Make sure that you rent a car ahead of time- they can sell out. Also, make sure you get a 4×4 car and get all the different types of insurance they offer. Weather in Iceland can be crazy (potential for high winds, sandstorms, etc) so you need to make sure you’re prepared with great car insurance! There are several different rental car companies to choose from. We used Green Motion, as they had the best price and good reviews. A Green Motion employee waited for us at baggage claim with a sign, and we hopped in the shuttle for a quick 5-minute drive from the airport to the rental car place.
Be prepared for a longer wait than you’re used to at the rental car counter for both picking up your car AND for dropping off. It took us about 1 hour in line to pick up the car, and about 30 minutes to drop it off.
Iceland Travel Tips:
When driving the Ring Road, you will come across a few bridges. Even though the Ring Road has two lanes for two-way traffic, the bridge narrows to become only one lane. Only one-way traffic can fit on the bridge at one time. This means that if you see a car
For some reason, the gas stations in Iceland do not accept credit cards (it always asks for a pin number). You will have to either A) use a debit card, or B) use your credit card inside to purchase a gift card to the gas station, and use that to fill up
No matter what season you choose to go to Iceland, you should always pack both a rain jacket AND rain pants. The weather in Iceland can change in an instant, and you need to be prepared for rain. Even if it doesn’t rain, walking near the waterfalls will drench your clothes, so it’s best to wear rain gear for that!

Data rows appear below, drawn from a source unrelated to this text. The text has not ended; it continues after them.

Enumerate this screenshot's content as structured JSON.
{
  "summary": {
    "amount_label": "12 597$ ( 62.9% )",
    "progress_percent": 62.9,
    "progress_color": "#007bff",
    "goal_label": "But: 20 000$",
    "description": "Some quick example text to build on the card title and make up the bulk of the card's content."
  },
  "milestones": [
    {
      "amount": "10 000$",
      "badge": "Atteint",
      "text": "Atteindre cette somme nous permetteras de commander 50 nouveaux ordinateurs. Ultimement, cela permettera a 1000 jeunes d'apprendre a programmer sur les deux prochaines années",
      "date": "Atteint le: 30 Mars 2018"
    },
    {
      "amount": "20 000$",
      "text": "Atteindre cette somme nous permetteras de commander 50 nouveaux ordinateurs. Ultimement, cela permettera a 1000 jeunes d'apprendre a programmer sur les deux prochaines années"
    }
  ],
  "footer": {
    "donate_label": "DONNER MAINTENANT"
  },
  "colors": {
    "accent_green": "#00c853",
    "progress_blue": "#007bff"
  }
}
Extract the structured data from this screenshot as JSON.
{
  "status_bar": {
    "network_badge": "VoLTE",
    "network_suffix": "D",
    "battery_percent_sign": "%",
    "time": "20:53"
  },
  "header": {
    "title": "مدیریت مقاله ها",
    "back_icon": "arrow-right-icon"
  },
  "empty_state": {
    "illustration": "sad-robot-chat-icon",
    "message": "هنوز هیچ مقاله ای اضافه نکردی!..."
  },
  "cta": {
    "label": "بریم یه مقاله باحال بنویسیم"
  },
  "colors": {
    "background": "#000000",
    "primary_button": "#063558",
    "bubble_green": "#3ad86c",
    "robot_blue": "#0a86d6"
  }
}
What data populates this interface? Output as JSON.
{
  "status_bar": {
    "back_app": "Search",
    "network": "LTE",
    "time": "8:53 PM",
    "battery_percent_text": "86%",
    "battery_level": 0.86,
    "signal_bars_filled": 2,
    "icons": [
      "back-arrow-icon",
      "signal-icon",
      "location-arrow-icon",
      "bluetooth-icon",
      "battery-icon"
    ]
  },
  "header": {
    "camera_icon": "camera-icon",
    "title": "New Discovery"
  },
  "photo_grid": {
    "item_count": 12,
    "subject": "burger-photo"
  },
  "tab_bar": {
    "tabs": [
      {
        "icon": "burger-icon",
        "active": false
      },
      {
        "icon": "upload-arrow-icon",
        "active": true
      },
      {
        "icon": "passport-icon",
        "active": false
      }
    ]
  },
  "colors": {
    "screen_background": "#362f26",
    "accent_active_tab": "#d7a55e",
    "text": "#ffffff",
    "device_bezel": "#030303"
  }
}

4. Hiking Boots
Even if you aren’t doing any super strenuous hikes, you should still be prepared with good waterproof hiking boots for the same reason as above. Walking along the trails to go behind and around the waterfalls, you will definitely get wet! My favorites are these ones.
5. Expensive Food
I already mentioned this in my blog post, but you will be shocked by the price of average food in Iceland! Expect to pay about $30 for a burger or pizza, at least $10 for a beer and about $20 for a cocktail.
6. They don’t sell ice in Iceland
This one is pretty ironic- we were trying to buy a bag of ice to make a little cooler for our beers one day, but no stores had bags of ice. We then asked the staff in our hotel lobby if they had any ice, and they came back with 5 ice cubes saying that was all they had!
7. Download the maps.me app before your trip
My friend told me about this before I went, and it was really helpful! You can download the map of Iceland before you go, and pre-pin all the locations you will be going to. Once you get there, you don’t need service or wifi to use the map.
7. You’ll see the cutest Icelandic sheep and ponies alongside the Ring Road
Thank you to Troll Expeditions for hosting me during the Skaftafell Glacier Hike. As always, opinions expressed here are entirely my own.